_Aim of the task_: Among the records below, one line contains "Read all visible content and emit it as JSON."; copy that line and all that follow it, exactly as written.

+++

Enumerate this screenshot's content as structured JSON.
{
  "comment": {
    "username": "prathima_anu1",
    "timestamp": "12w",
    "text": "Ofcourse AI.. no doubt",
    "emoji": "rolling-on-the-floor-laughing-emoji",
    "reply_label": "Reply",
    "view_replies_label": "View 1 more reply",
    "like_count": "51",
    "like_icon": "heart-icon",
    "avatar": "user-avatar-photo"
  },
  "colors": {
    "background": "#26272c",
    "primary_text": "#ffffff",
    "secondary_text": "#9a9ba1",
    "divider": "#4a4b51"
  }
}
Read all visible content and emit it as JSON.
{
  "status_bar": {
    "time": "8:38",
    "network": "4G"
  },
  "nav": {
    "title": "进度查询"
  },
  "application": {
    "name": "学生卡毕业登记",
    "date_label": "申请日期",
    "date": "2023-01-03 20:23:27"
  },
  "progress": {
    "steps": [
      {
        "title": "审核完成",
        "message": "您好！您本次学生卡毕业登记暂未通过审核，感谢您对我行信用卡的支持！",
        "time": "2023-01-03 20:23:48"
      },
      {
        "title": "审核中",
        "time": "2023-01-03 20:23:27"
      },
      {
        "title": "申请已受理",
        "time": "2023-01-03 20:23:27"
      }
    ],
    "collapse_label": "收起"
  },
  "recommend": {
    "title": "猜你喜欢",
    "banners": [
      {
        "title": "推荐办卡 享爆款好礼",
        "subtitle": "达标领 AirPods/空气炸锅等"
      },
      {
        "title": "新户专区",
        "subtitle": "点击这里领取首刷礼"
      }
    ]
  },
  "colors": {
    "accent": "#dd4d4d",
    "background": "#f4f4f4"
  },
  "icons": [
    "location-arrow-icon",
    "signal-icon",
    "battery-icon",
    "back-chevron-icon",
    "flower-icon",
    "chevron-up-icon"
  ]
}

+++

_Reply to the task_:
Read all visible content and emit it as JSON.
{
  "status_bar": {
    "time": "8:38",
    "network": "4G"
  },
  "nav": {
    "title": "进度查询"
  },
  "application": {
    "name": "学生卡毕业登记",
    "date_label": "申请日期",
    "date": "2023-01-03 20:23:27"
  },
  "progress": {
    "steps": [
      {
        "title": "审核完成",
        "message": "您好！您本次学生卡毕业登记暂未通过审核，感谢您对我行信用卡的支持！",
        "time": "2023-01-03 20:23:48"
      },
      {
        "title": "审核中",
        "time": "2023-01-03 20:23:27"
      },
      {
        "title": "申请已受理",
        "time": "2023-01-03 20:23:27"
      }
    ],
    "collapse_label": "收起"
  },
  "recommend": {
    "title": "猜你喜欢",
    "banners": [
      {
        "title": "推荐办卡 享爆款好礼",
        "subtitle": "达标领 AirPods/空气炸锅等"
      },
      {
        "title": "新户专区",
        "subtitle": "点击这里领取首刷礼"
      }
    ]
  },
  "colors": {
    "accent": "#dd4d4d",
    "background": "#f4f4f4"
  },
  "icons": [
    "location-arrow-icon",
    "signal-icon",
    "battery-icon",
    "back-chevron-icon",
    "flower-icon",
    "chevron-up-icon"
  ]
}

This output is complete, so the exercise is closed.